━━━ RECORDS FOR THIS TASK

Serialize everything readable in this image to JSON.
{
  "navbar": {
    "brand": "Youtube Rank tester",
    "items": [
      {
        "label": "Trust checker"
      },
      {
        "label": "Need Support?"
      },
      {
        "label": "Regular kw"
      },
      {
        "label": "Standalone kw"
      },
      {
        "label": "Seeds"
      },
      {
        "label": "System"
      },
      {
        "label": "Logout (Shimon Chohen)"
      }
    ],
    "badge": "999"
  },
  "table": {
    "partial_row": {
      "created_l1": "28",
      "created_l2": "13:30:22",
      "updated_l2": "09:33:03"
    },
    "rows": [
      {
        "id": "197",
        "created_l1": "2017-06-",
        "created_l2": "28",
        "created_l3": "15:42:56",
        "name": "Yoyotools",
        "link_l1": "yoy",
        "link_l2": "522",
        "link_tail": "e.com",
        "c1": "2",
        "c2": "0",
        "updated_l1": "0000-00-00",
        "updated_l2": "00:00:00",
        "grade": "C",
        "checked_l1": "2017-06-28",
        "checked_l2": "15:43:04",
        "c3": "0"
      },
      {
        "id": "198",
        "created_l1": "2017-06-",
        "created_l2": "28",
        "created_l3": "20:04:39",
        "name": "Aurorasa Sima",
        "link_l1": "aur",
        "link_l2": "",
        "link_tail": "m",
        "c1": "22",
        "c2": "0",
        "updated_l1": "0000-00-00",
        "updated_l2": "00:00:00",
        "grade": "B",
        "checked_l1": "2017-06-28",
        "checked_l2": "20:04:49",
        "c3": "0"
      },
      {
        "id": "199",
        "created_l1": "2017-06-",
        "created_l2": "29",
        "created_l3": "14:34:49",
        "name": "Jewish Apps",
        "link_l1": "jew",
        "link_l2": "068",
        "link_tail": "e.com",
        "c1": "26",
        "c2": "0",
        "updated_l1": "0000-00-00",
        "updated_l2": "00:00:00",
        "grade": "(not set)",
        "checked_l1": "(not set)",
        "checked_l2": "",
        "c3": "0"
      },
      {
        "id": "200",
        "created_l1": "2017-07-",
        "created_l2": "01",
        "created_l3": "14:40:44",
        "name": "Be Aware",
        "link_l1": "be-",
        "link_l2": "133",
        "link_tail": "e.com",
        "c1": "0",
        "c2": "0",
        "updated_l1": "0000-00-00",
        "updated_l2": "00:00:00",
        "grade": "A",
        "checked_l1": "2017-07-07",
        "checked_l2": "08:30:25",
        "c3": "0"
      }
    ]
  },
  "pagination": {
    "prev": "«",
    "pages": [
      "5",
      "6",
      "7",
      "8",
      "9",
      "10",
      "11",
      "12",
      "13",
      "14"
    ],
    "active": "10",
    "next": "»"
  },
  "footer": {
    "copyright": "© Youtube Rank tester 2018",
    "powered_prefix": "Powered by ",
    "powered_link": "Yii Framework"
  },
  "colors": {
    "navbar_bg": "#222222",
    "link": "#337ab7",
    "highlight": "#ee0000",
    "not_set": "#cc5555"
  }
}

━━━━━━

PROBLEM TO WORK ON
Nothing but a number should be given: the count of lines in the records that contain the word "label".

WRITTEN ANSWER
7